To disable assertions, we use:

java -da arguments 

OR

java -disableassertions arguments

To disable assertion in system classes, we use:

java -dsa:arguments

OR

java -disablesystemassertions:arguments

The arguments that can be passed while disabling assertions are the same as while enabling them.


Advantages of Assertion

  1. Quick and efficient for detecting and correcting bugs.
  2. Assertion checks are done only during development and testing. They are automatically removed in the production code at runtime so that it won’t slow the execution of the program.
  3. It helps remove boilerplate code and make code more readable.
  4. Refactors and optimizes code with increased confidence that it functions correctly.

When to use Assertions

1. Unreachable codes

Unreachable codes are codes that do not execute when we try to run the program. Use assertions to make sure unreachable codes are actually unreachable.

Let’s take an example.

void unreachableCodeMethod() {
  System.out.println("Reachable code");
  return;
  // Unreachable code
  System.out.println("Unreachable code");
  assert false;
}

Let’s take another example of a switch statement without a default case.

switch (dayOfWeek) {
  case "Sunday":
    System.out.println("It’s Sunday!");
    break;
  case "Monday":
    System.out.println("It’s Monday!");
    break;
  case "Tuesday":
    System.out.println("It’s Tuesday!");
    break;
  case "Wednesday":
    System.out.println("It’s Wednesday!");
    break;
  case "Thursday":
    System.out.println("It’s Thursday!");
    break;
  case "Friday":
    System.out.println("It’s Friday!");
    break;
  case "Saturday":
    System.out.println("It’s Saturday!");
    break;
}

The above switch statement indicates that the days of the week can be only one of the above 7 values. Having no default case means that the programmer believes that one of these cases will always be executed.

However, there might be some cases that have not yet been considered where the assumption is actually false.

This assumption should be checked using an assertion to make sure that the default switch case is not reached.

default:
    assert false: dayofWeek + " is invalid day";

If dayOfWeek has a value other than the valid days, an AssertionError is thrown.


2. Documenting assumptions

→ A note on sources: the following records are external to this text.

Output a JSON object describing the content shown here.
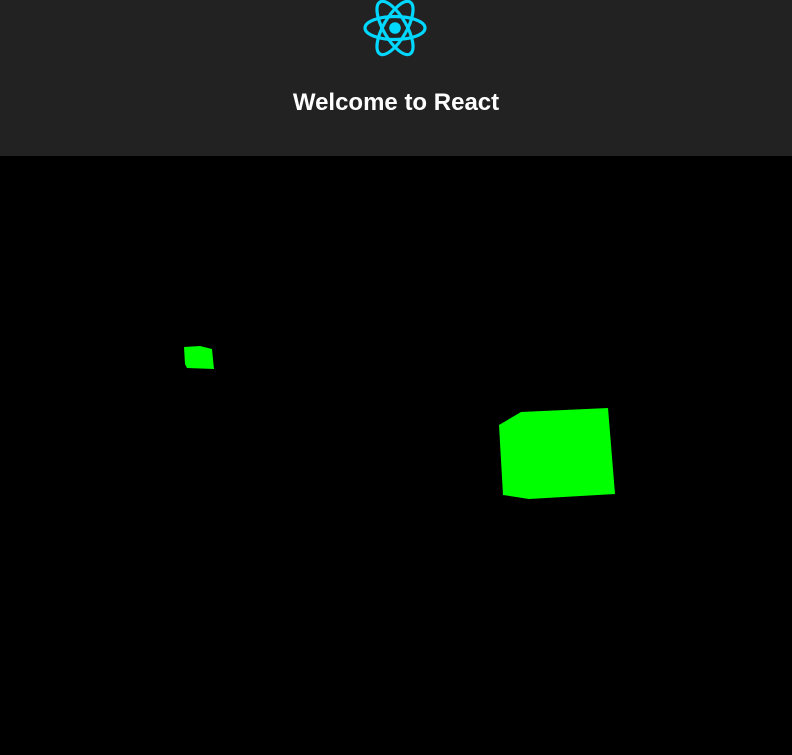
{
  "header": {
    "title": "Welcome to React",
    "background": "#222222",
    "logo_icon": "react-atom-icon",
    "logo_color": "#00d8ff",
    "title_color": "#ffffff"
  },
  "scene": {
    "background": "#000000",
    "object_color": "#00ff00",
    "objects": [
      {
        "name": "small-green-cube"
      },
      {
        "name": "large-green-cube"
      }
    ]
  }
}
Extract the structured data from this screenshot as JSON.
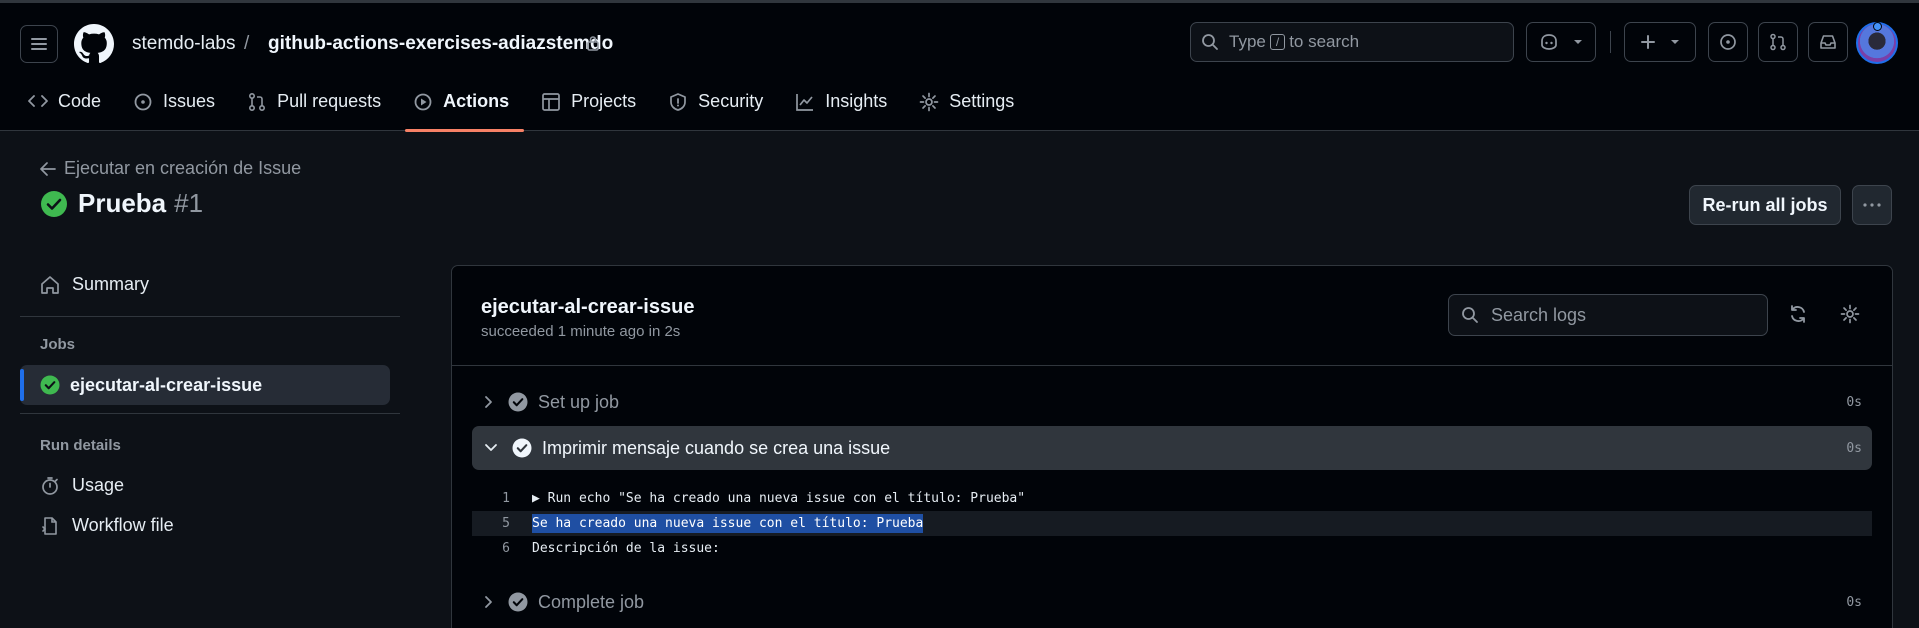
{
  "header": {
    "owner": "stemdo-labs",
    "separator": "/",
    "repo": "github-actions-exercises-adiazstemdo",
    "search": {
      "prefix": "Type",
      "key": "/",
      "suffix": "to search"
    }
  },
  "nav": {
    "tabs": [
      {
        "label": "Code",
        "icon": "code-icon"
      },
      {
        "label": "Issues",
        "icon": "issue-icon"
      },
      {
        "label": "Pull requests",
        "icon": "pull-request-icon"
      },
      {
        "label": "Actions",
        "icon": "play-icon",
        "active": true
      },
      {
        "label": "Projects",
        "icon": "table-icon"
      },
      {
        "label": "Security",
        "icon": "shield-icon"
      },
      {
        "label": "Insights",
        "icon": "graph-icon"
      },
      {
        "label": "Settings",
        "icon": "gear-icon"
      }
    ]
  },
  "run": {
    "back_label": "Ejecutar en creación de Issue",
    "title": "Prueba",
    "number": "#1",
    "rerun_label": "Re-run all jobs"
  },
  "sidebar": {
    "summary": "Summary",
    "jobs_heading": "Jobs",
    "job": "ejecutar-al-crear-issue",
    "run_details_heading": "Run details",
    "usage": "Usage",
    "workflow_file": "Workflow file"
  },
  "job": {
    "name": "ejecutar-al-crear-issue",
    "status": "succeeded 1 minute ago in 2s",
    "search_placeholder": "Search logs",
    "steps": [
      {
        "title": "Set up job",
        "duration": "0s"
      },
      {
        "title": "Imprimir mensaje cuando se crea una issue",
        "duration": "0s",
        "expanded": true
      },
      {
        "title": "Complete job",
        "duration": "0s"
      }
    ],
    "log": [
      {
        "n": "1",
        "text": "▶ Run echo \"Se ha creado una nueva issue con el título: Prueba\""
      },
      {
        "n": "5",
        "text": "Se ha creado una nueva issue con el título: Prueba",
        "selected": true
      },
      {
        "n": "6",
        "text": "Descripción de la issue:"
      }
    ]
  },
  "colors": {
    "accent_tab": "#f78166",
    "success": "#3fb950",
    "selection": "#1f4fa3",
    "sidebar_active_bar": "#1f6feb"
  }
}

To document their underlying assumptions, many programmers use comments. Let’s take an example.

if (i % 2 == 0) {
    ...
} else { // We know (i % 2 == 1)
    ...
}

Use assertions instead.

Comments can get out-of-date and out-of-sync as the program grows. However, we will be forced to update the assert statements; otherwise, they might fail for valid conditions too.

if (i % 2 == 0) {
   ...
} else {
    assert i % 2 == 1 : i;
    ...
}

When not to use Assertions

1. Argument checking in public methods

Arguments in public methods may be provided by the user.

So, if an assertion is used to check these arguments, the conditions may fail and result in AssertionError.

Instead of using assertions, let it result in the appropriate runtime exceptions and handle these exceptions.


2. To evaluate expressions that affect the program operation

Do not call methods or evaluate exceptions that can later affect the program operation in assertion conditions.

Let us take an example of a list weekdays which contains the names of all the days in a week.


ArrayList<String> weekdays = new ArrayList<>(Arrays.asList("Sunday", "Monday", "Tuesday", "Wednesday", "Thursday", "Friday", "Saturday" ));

ArrayList<String> weekends= new ArrayList<>(Arrays.asList("Sunday", "Saturday" ));

assert weekdays.removeAll(weekends);

Here, we are trying to remove elements Saturday and Sunday from the ArrayList weekdays.

If the assertion is enabled, the program works fine. However, if assertions are disabled, the elements from the list are not removed. This may result in program failure.

Instead, assign the result to a variable and then use that variable for assertion.

ArrayList<String> weekdays = new ArrayList<>(Arrays.asList("Sunday", "Monday", "Tuesday", "Wednesday", "Thursday", "Friday", "Saturday" ));

ArrayList<String> weekends= new ArrayList<>(Arrays.asList("Sunday", "Saturday" ));

boolean weekendsRemoved = weekdays.removeAll(weekends);
assert weekendsRemoved;

In this way, we can ensure that all the weekends are removed from the weekdays regardless of the assertion being enabled or disabled. As a result, it does not affect the program operation in the future.